Oral therapy with own mother’s milk (OMM) – Transition to at-breast feeding interventions
The application of drops of OMM to the inside of NICU infants’ cheeks as oral care is considered immune therapy and motivates NICU mothers to initiate pumping early and often and empowers parents’ relationship with their infants
What is oral therapy with OMM?
Oral therapy (also known as oropharyngeal care) is the regular application of small amounts (0.1 – 0.2 ml) of own mother's milk (OMM) inside the infant’s cheeks until oral feeds begin.1-6
This can be performed from birth:
- As regular mouth care for the smallest and sickest extremely low birth weight (ELBW) infants (including those nil per os).2,4
- Every 2–6 hours with enteral feeds.4,5
- As oral stimulation for non-nutritive sucking (NNS).2
Evidence consistently demonstrates oral therapy is safe, inexpensive, feasible and well-tolerated, even in ELBW infants (weighing less than 1000g).1,2,4
Why is oral therapy with OMM important?
Colostrum and early OMM are high in immunologic, anti-infective and anti-inflammatory factors.2,7 Oral therapy to date is positively associated with
- Reduced risk of clinical sepsis4
- Inhibition of secretion of pro-inflammatory cytokines4
- Increase in levels of circulating immune-protective factors in ELBW infants4
- Support of the reduction in days of total parental nutrition8
- Support of earlier commencement of enteral and oral feeds9,10
Oral therapy is considered a form of immune therapy.2,4-6
Use of OMM via oral therapy has been shown to:
- Focus on critical hours after birth
How to implement oral therapy with OMM
- Support the mother to initiate expressing early (within 3h of birth) and frequently ( 8 or more times/ 24h) for own mother’s colostrum.
- Commence oral therapy with OMM/colostrum within 24 hours of birth1
- Administer oral therapy every 2-6 hours until oral feeds commence
- Advocate freshly expressed OMM/colostrum for oral therapy (within 1h of expression)6
- Teach and support parents to deliver oral therapy to their own infant
- Document administration of oral therapy, as well as any reason for omitting the therapy
How to monitor oral therapy with OMM
Collect data on daily administration and frequency of oral therapy
Carry out a monthly data review to measure and monitor first use and frequency of oral therapy:
- % percentage of eligible infants that receive oral therapy
a) within 24 hours after birth
b) every 2–6 hours until oral feeds commence
- reasons for sub-optimal provision of oral therapy
Evaluating infant records on a monthly basis within a quality improvement framework, highlights progress, identifies challenges and supports interventions to improve lactation outcomes.
1 Snyder R et al. Early provision of oropharyngeal colostrum leads to sustained breast milk feedings in preterm infants.
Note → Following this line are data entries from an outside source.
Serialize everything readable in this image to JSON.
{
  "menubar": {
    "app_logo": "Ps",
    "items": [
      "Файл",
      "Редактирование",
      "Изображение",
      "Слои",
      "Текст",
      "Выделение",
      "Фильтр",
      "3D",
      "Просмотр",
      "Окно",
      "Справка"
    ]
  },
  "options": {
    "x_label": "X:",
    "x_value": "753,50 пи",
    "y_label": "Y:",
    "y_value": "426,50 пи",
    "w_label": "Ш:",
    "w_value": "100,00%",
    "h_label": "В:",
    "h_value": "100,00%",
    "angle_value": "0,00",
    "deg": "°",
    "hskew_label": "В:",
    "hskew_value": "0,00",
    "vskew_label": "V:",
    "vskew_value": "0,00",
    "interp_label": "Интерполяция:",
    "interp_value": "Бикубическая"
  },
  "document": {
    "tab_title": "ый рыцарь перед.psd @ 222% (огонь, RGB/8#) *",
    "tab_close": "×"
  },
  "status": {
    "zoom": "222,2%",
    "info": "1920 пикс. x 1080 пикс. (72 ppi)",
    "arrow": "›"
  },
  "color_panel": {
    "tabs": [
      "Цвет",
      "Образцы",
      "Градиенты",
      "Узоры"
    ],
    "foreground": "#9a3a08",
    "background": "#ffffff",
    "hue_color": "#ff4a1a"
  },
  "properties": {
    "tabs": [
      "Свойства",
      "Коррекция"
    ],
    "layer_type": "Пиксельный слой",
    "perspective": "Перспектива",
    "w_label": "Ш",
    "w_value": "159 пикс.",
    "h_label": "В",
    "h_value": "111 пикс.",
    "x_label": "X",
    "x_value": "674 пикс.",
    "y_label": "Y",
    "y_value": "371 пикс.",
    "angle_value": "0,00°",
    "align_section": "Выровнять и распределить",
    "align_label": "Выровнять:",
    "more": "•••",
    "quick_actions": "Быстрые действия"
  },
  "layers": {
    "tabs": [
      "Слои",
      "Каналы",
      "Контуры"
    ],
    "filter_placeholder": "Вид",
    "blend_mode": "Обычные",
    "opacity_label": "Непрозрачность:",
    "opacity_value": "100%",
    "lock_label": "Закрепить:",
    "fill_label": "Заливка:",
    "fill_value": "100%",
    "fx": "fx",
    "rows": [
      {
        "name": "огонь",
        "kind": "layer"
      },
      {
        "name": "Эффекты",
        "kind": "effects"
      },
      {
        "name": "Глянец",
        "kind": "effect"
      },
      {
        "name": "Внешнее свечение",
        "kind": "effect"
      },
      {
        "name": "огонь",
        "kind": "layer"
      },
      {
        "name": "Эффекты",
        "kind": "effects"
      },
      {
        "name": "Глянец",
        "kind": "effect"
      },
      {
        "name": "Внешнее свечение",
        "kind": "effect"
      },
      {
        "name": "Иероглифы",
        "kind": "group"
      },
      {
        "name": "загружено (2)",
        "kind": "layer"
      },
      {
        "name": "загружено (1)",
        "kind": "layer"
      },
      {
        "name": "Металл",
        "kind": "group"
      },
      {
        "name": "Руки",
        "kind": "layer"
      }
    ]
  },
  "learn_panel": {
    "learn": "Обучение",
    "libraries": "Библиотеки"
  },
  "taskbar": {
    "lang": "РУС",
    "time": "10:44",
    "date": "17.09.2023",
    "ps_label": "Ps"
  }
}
Pediatr Neonatol. 2017; 58(6):534–540.
2 Rodriguez NA et al. A pilot study to determine the safety and feasibility of oropharyngeal administration of own mother's colostrum to extremely low-birth-weight infants. Adv Neonatal Care. 2010; 10(4):206–212.
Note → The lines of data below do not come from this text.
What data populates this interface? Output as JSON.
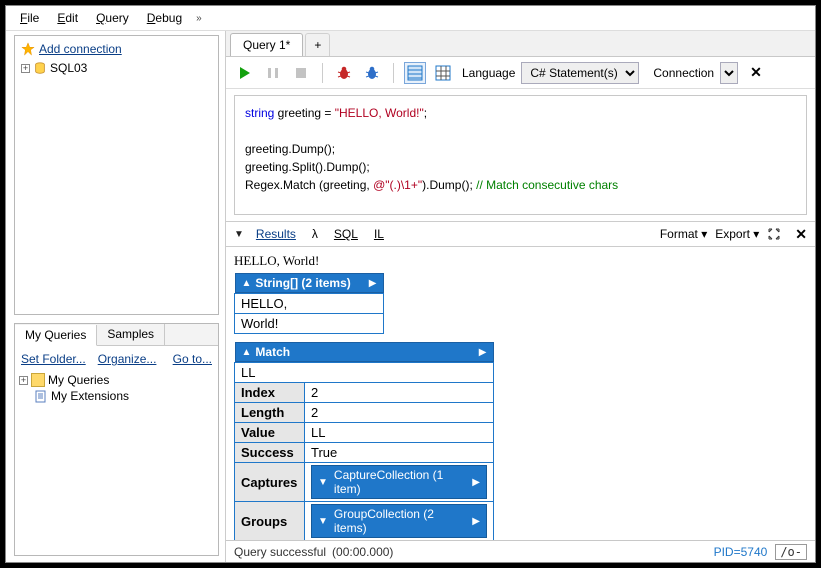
{
  "menu": {
    "file": "File",
    "edit": "Edit",
    "query": "Query",
    "debug": "Debug"
  },
  "left": {
    "addConnection": "Add connection",
    "connectionName": "SQL03",
    "myQueriesTab": "My Queries",
    "samplesTab": "Samples",
    "setFolder": "Set Folder...",
    "organize": "Organize...",
    "goTo": "Go to...",
    "folderMyQueries": "My Queries",
    "fileMyExtensions": "My Extensions"
  },
  "tabs": {
    "query1": "Query 1*",
    "plus": "+"
  },
  "toolbar": {
    "languageLabel": "Language",
    "languageValue": "C# Statement(s)",
    "connectionLabel": "Connection"
  },
  "code": {
    "l1a": "string",
    "l1b": " greeting = ",
    "l1c": "\"HELLO, World!\"",
    "l1d": ";",
    "l3": "greeting.Dump();",
    "l4": "greeting.Split().Dump();",
    "l5a": "Regex.Match (greeting, ",
    "l5b": "@\"(.)\\1+\"",
    "l5c": ").Dump();   ",
    "l5d": "// Match consecutive chars"
  },
  "resultsBar": {
    "results": "Results",
    "lambda": "λ",
    "sql": "SQL",
    "il": "IL",
    "format": "Format",
    "export": "Export"
  },
  "results": {
    "greeting": "HELLO, World!",
    "stringArrHeader": "String[] (2 items)",
    "items": [
      "HELLO,",
      "World!"
    ],
    "matchHeader": "Match",
    "matchPreview": "LL",
    "rows": {
      "IndexK": "Index",
      "IndexV": "2",
      "LengthK": "Length",
      "LengthV": "2",
      "ValueK": "Value",
      "ValueV": "LL",
      "SuccessK": "Success",
      "SuccessV": "True",
      "CapturesK": "Captures",
      "CapturesV": "CaptureCollection (1 item)",
      "GroupsK": "Groups",
      "GroupsV": "GroupCollection (2 items)"
    }
  },
  "status": {
    "text": "Query successful",
    "time": "(00:00.000)",
    "pid": "PID=5740",
    "mode": "/o-"
  }
}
3 Rodriguez NA, Caplan MS. Oropharyngeal administration of mother's milk to prevent necrotizing enterocolitis in extremely low-birth-weight infants: theoretical perspectives. J Perinat Neonatal Nurs. 2015; 29(1):81–90.
4 Lee J et al. Oropharyngeal colostrum administration in extremely premature infants: an RCT. Pediatrics. 2015; 135(2):e357-66.
5 Gephart SM, Weller M. Colostrum as oral immune therapy to promote neonatal health. Adv Neonatal Care. 2014; 14(1):44–51.
6 Digal KC et al. Oral care with mother's own milk in sick and preterm neonates: A quality improvement initiative. Indian J Pediatr. 2020.
7 Martín-Álvarez E et al. Oropharyngeal Colostrum Positively Modulates the Inflammatory Response in Preterm Neonates. Nutrients. 2020; 12(2).
8 Nasuf AWA et al. Oropharyngeal colostrum in preventing mortality and morbidity in preterm infants. Cochrane Database Syst Rev. 2018; 9:CD011921.
9 Tao J et al. Effects of oropharyngeal administration of colostrum on the incidence of necrotizing enterocolitis, late-onset sepsis, and death in preterm infants: a meta-analysis of RCTs. Eur J Clin Nutr. 2020 [cited 22-Aug-20]; 74(8):1122–1131.
10 Seigel JK et al. Early administration of oropharyngeal colostrum to extremely low birth weight infants. Breastfeed Med. 2013; 8(6):491–495.